December 11, 2015

Useful lessons from Scotland on less-lethal policing

In the New York Times.


Concerned citizen said...

With regard to the entire U.K., check out the video of the non-lethal police response to the recent subway knife attack in London. The knife-wielder-- who had just finished hacking away at the neck of an innocent passerby and to all appearances was a homicidal psycho--made a threatening advance towards a bevy of unarmed London cops, who quickly retreated, but ultimately were successful with a taser.

In my opinion, under the same exact circumstances in America, the perpetrator would have been shot dead when he made his threatening advance (bloody knife in hand) towards the cops. (And I would consider it a justified OIS).

Adam said...

Great article. I don't think we can realistically aspire to have as few police shootings as European countries because of our much higher levels of gun possession and violence. Even if American cops are highly trained and perfectly composed under stress, they'll still have to shoot a lot of people, because there are a lot of armed, dangerous criminals in this country who won't give them any choice in the matter.

But when it comes to suspects who are unarmed or armed with something other than a gun, I think American cops are often too quick to shoot, and this kind of training could go a long way. That damn 21-foot rule has probably resulted in hundreds if not thousands of avoidable deaths. And I don't mean to suggest that "avoidable" police shootings are necessarily criminal acts. Some are, but most aren't. The cops are doing what they were trained to do, but that training can lead to outcomes like this.

Concerned citizen said...

In the NYT article, Bernard Higgins, "Scotland’s use-of-force expert," notes that there is a “pathological hatred of officers wearing our uniform” in pockets of Scotland.

Please note that these localized instances of pathological hatred exist despite the fact that:

--constables live where they work
--embrace their role as “guardians of the community,” not warriors from a policing subculture.
--“..even in the areas where there’s high levels of crime, high levels of social deprivation, is it’s community-based policing by unarmed officers,”
--“We police from an absolute position of embracing democracy"

Concerned citizen said...

Following up on my previous post, the NYT article supports the notion that "people don't have a problem with the police; they have a problem with the LAW."

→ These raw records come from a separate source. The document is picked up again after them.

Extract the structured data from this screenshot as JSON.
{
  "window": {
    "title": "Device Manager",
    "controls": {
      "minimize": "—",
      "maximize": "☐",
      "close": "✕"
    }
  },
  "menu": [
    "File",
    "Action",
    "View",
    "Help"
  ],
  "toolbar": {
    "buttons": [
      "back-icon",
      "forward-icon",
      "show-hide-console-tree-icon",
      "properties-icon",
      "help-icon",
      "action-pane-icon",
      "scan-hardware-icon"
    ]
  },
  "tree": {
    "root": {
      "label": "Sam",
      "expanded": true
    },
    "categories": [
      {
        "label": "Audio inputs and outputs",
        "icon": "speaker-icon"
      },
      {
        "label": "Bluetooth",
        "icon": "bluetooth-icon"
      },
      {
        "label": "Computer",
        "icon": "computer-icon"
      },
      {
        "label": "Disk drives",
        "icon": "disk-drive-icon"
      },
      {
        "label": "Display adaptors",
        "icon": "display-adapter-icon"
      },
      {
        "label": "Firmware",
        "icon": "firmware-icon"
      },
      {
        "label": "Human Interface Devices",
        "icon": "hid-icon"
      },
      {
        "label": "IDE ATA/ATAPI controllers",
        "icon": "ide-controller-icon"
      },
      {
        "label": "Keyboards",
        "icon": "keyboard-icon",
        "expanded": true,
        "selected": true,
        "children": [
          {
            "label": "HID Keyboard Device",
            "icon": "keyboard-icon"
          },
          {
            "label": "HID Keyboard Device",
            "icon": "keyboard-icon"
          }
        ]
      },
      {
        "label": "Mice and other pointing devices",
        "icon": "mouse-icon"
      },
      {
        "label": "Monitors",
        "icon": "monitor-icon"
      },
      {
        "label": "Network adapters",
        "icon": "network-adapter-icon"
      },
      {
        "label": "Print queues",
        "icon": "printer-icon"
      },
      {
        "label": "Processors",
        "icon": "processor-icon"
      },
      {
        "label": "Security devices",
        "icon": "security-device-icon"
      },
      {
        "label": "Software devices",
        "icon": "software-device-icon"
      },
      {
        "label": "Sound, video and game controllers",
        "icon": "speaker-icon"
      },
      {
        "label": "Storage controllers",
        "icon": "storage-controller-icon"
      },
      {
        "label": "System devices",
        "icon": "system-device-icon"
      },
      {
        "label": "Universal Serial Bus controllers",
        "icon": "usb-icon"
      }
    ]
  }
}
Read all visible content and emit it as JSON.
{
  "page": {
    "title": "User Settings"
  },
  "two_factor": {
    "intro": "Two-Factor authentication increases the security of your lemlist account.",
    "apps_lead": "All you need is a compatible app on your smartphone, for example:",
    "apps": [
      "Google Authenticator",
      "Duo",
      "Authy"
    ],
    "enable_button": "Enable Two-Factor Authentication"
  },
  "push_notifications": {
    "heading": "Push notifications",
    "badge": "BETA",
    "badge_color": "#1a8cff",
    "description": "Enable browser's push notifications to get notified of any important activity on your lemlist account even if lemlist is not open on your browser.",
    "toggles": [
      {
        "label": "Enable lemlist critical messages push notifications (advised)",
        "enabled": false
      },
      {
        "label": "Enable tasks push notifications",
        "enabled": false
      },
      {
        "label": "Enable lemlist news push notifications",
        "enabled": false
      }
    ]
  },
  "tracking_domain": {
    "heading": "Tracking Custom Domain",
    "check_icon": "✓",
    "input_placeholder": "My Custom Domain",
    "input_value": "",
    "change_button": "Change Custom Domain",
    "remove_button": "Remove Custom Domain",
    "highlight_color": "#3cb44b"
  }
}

I hope American police de-escalate; but we should have realistic expectations. Scotland's example suggests that "pathological hatred" of cops in the hood is a basic aspect of human nature.